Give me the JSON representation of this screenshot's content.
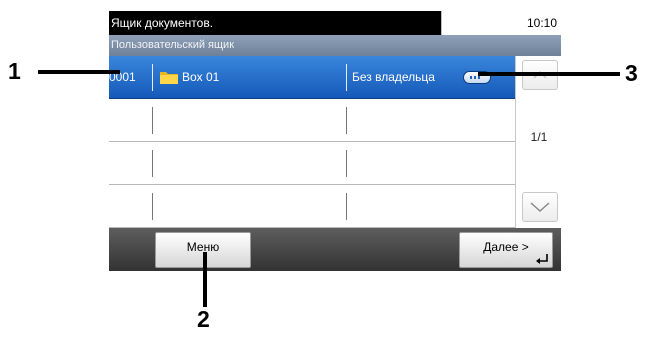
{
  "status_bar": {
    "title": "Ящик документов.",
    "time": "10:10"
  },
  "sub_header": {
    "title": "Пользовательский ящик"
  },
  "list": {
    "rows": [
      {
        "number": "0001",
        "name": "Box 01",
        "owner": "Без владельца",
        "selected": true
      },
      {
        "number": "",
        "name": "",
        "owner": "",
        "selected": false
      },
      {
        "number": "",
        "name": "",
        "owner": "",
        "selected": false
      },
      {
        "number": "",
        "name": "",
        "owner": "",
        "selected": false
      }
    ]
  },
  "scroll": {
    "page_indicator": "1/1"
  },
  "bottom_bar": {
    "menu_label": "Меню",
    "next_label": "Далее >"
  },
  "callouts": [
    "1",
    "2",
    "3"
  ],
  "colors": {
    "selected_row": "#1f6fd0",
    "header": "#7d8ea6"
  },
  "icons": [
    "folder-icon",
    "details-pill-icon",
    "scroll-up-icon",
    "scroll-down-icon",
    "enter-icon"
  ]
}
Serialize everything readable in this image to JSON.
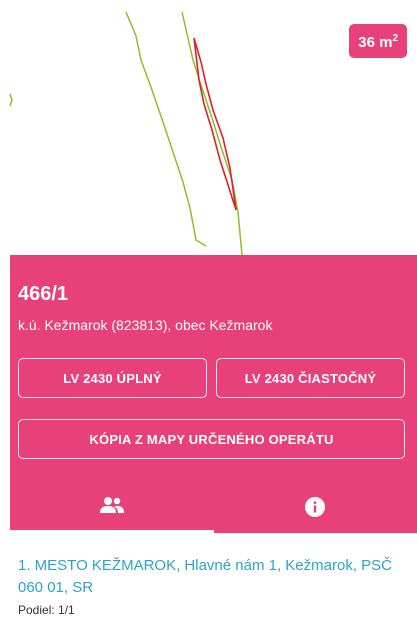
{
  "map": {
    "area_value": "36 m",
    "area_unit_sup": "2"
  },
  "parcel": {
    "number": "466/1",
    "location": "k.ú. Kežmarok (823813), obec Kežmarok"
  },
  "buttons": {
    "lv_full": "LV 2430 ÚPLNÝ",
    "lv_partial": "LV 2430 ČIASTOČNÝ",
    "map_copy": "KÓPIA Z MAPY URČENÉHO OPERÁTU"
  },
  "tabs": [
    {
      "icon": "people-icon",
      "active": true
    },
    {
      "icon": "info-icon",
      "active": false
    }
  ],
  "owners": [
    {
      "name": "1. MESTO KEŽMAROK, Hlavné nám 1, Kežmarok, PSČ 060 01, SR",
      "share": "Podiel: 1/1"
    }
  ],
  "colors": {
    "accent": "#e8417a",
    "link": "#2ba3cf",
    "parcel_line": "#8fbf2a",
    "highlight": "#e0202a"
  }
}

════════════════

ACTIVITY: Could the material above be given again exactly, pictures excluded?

COMPLETED TASK:
Give me the JSON representation of this screenshot's content.
{
  "status_bar": {
    "title": "Ящик документов.",
    "time": "10:10"
  },
  "sub_header": {
    "title": "Пользовательский ящик"
  },
  "list": {
    "rows": [
      {
        "number": "0001",
        "name": "Box 01",
        "owner": "Без владельца",
        "selected": true
      },
      {
        "number": "",
        "name": "",
        "owner": "",
        "selected": false
      },
      {
        "number": "",
        "name": "",
        "owner": "",
        "selected": false
      },
      {
        "number": "",
        "name": "",
        "owner": "",
        "selected": false
      }
    ]
  },
  "scroll": {
    "page_indicator": "1/1"
  },
  "bottom_bar": {
    "menu_label": "Меню",
    "next_label": "Далее >"
  },
  "callouts": [
    "1",
    "2",
    "3"
  ],
  "colors": {
    "selected_row": "#1f6fd0",
    "header": "#7d8ea6"
  },
  "icons": [
    "folder-icon",
    "details-pill-icon",
    "scroll-up-icon",
    "scroll-down-icon",
    "enter-icon"
  ]
}
Serialize everything readable in this image to JSON.
{
  "map": {
    "area_value": "36 m",
    "area_unit_sup": "2"
  },
  "parcel": {
    "number": "466/1",
    "location": "k.ú. Kežmarok (823813), obec Kežmarok"
  },
  "buttons": {
    "lv_full": "LV 2430 ÚPLNÝ",
    "lv_partial": "LV 2430 ČIASTOČNÝ",
    "map_copy": "KÓPIA Z MAPY URČENÉHO OPERÁTU"
  },
  "tabs": [
    {
      "icon": "people-icon",
      "active": true
    },
    {
      "icon": "info-icon",
      "active": false
    }
  ],
  "owners": [
    {
      "name": "1. MESTO KEŽMAROK, Hlavné nám 1, Kežmarok, PSČ 060 01, SR",
      "share": "Podiel: 1/1"
    }
  ],
  "colors": {
    "accent": "#e8417a",
    "link": "#2ba3cf",
    "parcel_line": "#8fbf2a",
    "highlight": "#e0202a"
  }
}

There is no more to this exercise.